Saturday, September 30, 2017

Draft of Horror Novella is Done

The draft of The Walking Man is done. Finished at around 27,000 words (about 105 pages). I think it's a nice length for a novella. I have a small scene to add, then it's on to editing and proofreading. The cover's below. This is the first story I've written based on cover art. The artwork caught my eye (I purchase the artwork from a stock photo site) and I came up with a story behind it. I like this approach and I'm going to look for story opportunities like this in the future.


Thursday, September 21, 2017

The Walking Man Hits 20K Words

I crossed the 20,000 word mark on The Walking Man. It's looking like it might end up around 30K. I'm having a blast writing the finale. This is my first horror title in a while. The next one will be horror, as well. I'll likely alternate a few horror titles with some thrillers/crime stories.

I saw IT for the second time last weekend. Loved it even more the second time around. The film captured the spirit of The Losers' Club and the kid who played Richie Tozeir killed it. The new Pennywise was creepy as hell. There were also some nice touches, like Georgie's Lego turtle, Bill's Tracker Brothers t-shirt, and the 1990 Pennywise head in the clown room. I can't wait for the second movie.

I also have a book signing coming up. More details to come.

Friday, September 15, 2017

Die Trying by Anthony Izzo Now Available

My latest thriller, Die Trying, is now available.


John Regal doesn't know what to make of the strange auras he sees around people. He's developed a knack for spotting bad people and stopping crimes as they're about to happen.

John soon discovers he's not the only one with strange abilities. A killer with ties to John also sees auras around his victims.

As the link to the killer becomes clearer and John's strange ability intestifies, he will have to unravel the mystery of his new talents. Two competing government agencies want to make John a weapon. As he soon finds out, John is in danger from both the killer and those who want to study him.

$4.99 on all e-book platforms. Links below.




Kindle

Kobo 

Nook


Sunday, August 20, 2017

Read an Excerpt from The Walking Man

Thought I'd share a snippet of The Walking Man. To put it in context, Regina, the mom, is trying to track down her teenage sons. A killer is preying on people in the town. They've missed their curfew and she's grown worried.



The road out to the powerhouse sent a chill through her. Dark as a closet, there was trash strewn at the sides of the road.

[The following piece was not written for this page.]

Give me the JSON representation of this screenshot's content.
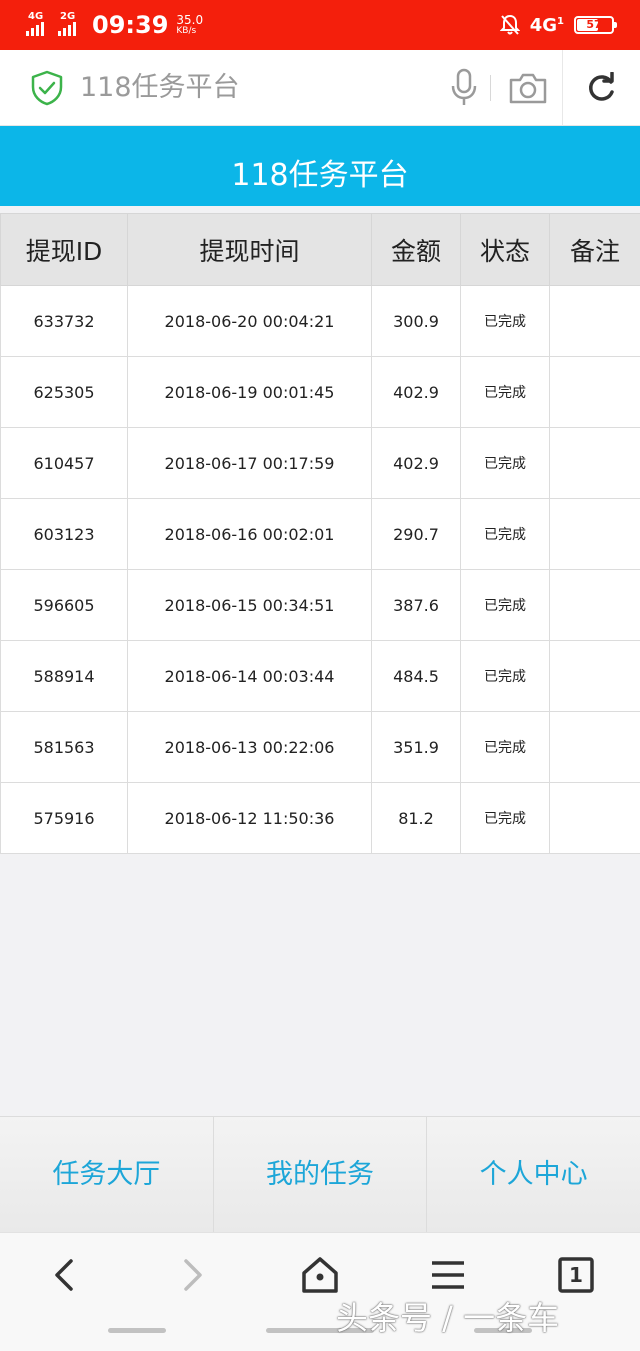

The road hadn’t been used on a regular basis since the power company was in operation back in the 50’s.
Every few years the town council had a meeting to discuss funding for demolishing the powerhouse. The cost, with asbestos and environmental cleanup, was always deemed too high. So it still stood.
Regina came to the weedy lot where employees once parked. Looking at the powerhouse, she reflected that if Dracula had designed a power plant, it would look like this. There were weird gargoyle-looking statues jutting from the upper stories. Lots of shadowy arches and ornate designs in the concrete. She thought the place dated back to the late 1800's.
The stacks were so high you had to crane your neck to see the very top. She wanted to get the boys and go home.
She pulled the Kia up to the edge of the lot. Beyond the lot was packed dirt. As she got out of the car, she saw their bikes lying on the ground. Regina ducked back in the Kia and grabbed a mini flashlight from the glove box.
After popping on the beam, she approached the bikes, stepping over broken glass and a used condom. She really needed to rethink giving them so much freedom.
“Tim! Brian! You here? You’re both in trouble!” she called.
No response.
Regina moved toward the entrance. Something went sploosh under her foot, the ground wet. She shined the beam on it.
Please don’t let that be blood.

Being Ready to Get More Written

I set my alarm a half hour earlier today in order to get some writing done. I find the first few minutes are often wasted figuring out where...